Last Thursday morning, I was one of about 900 business professionals, lobbyists, reporters and politicos to participate in the New Jersey Chamber of Commerce’s yearly two-day networking train ride from Newark to Washington D.C. My in-a-nutshell perception of year’s event, dubbed by organizers as "The Walk to Washington and Drive to ReNew Jersey” in acknowledgment of Sandy and its ongoing impacts, is that it was more upbeat and more well attended than has been the case in recent years.

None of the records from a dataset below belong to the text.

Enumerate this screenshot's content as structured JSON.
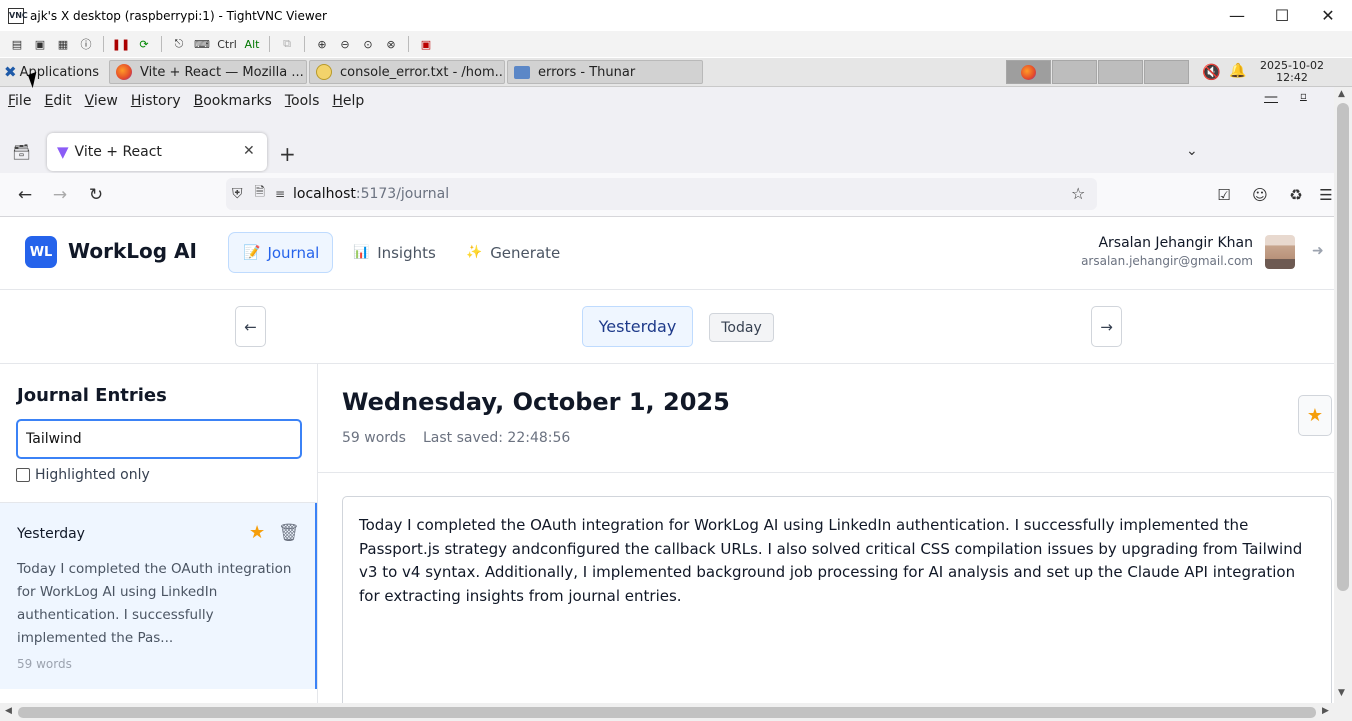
{
  "vnc": {
    "title": "ajk's X desktop (raspberrypi:1) - TightVNC Viewer",
    "logo_text": "VNC",
    "toolbar_text": {
      "ctrl": "Ctrl",
      "alt": "Alt"
    }
  },
  "panel": {
    "applications_label": "Applications",
    "tasks": [
      {
        "label": "Vite + React — Mozilla ..."
      },
      {
        "label": "console_error.txt - /hom..."
      },
      {
        "label": "errors - Thunar"
      }
    ],
    "date": "2025-10-02",
    "time": "12:42"
  },
  "firefox": {
    "menu": [
      "File",
      "Edit",
      "View",
      "History",
      "Bookmarks",
      "Tools",
      "Help"
    ],
    "tab_title": "Vite + React",
    "url_host": "localhost",
    "url_path": ":5173/journal"
  },
  "app": {
    "logo_text": "WL",
    "brand": "WorkLog AI",
    "nav": [
      {
        "icon": "📝",
        "label": "Journal",
        "active": true
      },
      {
        "icon": "📊",
        "label": "Insights",
        "active": false
      },
      {
        "icon": "✨",
        "label": "Generate",
        "active": false
      }
    ],
    "user": {
      "name": "Arsalan Jehangir Khan",
      "email": "arsalan.jehangir@gmail.com"
    },
    "datebar": {
      "prev": "←",
      "next": "→",
      "current": "Yesterday",
      "today": "Today"
    },
    "sidebar": {
      "title": "Journal Entries",
      "search_value": "Tailwind",
      "highlighted_only_label": "Highlighted only",
      "highlighted_only_checked": false,
      "entries": [
        {
          "label": "Yesterday",
          "preview": "Today I completed the OAuth integration for WorkLog AI using LinkedIn authentication. I successfully implemented the Pas...",
          "words": "59 words",
          "starred": true
        }
      ]
    },
    "entry": {
      "date_title": "Wednesday, October 1, 2025",
      "word_count": "59 words",
      "last_saved": "Last saved: 22:48:56",
      "body": "Today I completed the OAuth integration for WorkLog AI using LinkedIn authentication. I successfully implemented the Passport.js strategy andconfigured the callback URLs. I also solved critical CSS compilation issues by upgrading from Tailwind v3 to v4 syntax. Additionally, I implemented background job processing for AI analysis and set up the Claude API integration for extracting insights from journal entries.",
      "starred": true
    }
  },
  "colors": {
    "accent": "#2563eb",
    "star": "#f59e0b",
    "active_nav_bg": "#eff6ff",
    "selected_entry_bg": "#eff6ff"
  }
}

I am, admitedly, an optimistic person. Still, the 14-car long Amtrak train seemed far more crowded this time around, and the atmosphere was generally positive, with considerably more energy and fewer complaints in the air. For me, and many I spoke with, the ride was productive and engaging - a great opportunity to “chop wood,” as our firm’s co-founder Arthur Greenbaum would say.

Legislators from both the Senate and Assembly, representing both parties, interacted in a cordial and reassuring way. A good deal was said about the Economic Opportunity Act of 2013, a legislative intiative introduced in January to provide financial incentives for redevelopment projects with an emphasis on job creation, which is expected to move forward with bipartisan support. Sustainable development and alternative energy were also popular topics, reflecting optimism concerning the housing marketplace’s increased receptiveness to sustainability, coupled with frustration over diminishing solar incentives and the continued obstacle of SREC values.

Predictably, though, both onboard the train and in Governor Christie’s keynote address at the Thursday night Congressional Dinner, the dominant issue and focus of concern was all about the ongoing process of recovering and rebuilding from Sandy.

I have just logged my fifth Chamber train ride in as many years. I make the trip each year because it is an exceptional “captive audience” type of networking opportunity, where everyone comes prepared to see and be seen, speak and listen, observe, absorb, and be part of something unique. On Friday’s train ride home, though, I found myself thinking about how important it was, this year in particular, to be part of this event. In the aftermath of Sandy, as we all still struggle to absorb and understand the long-term impacts of the storm, and as we plot a sound course for our future, the Chamber train ride was a strong reminder that New Jersey is, indeed, a very special place to live and work.


The Author of this recap, Robert S. Goldsmith, is a partner in the firm’s Real Estate Department and Chair of the Redevelopment Practice Group.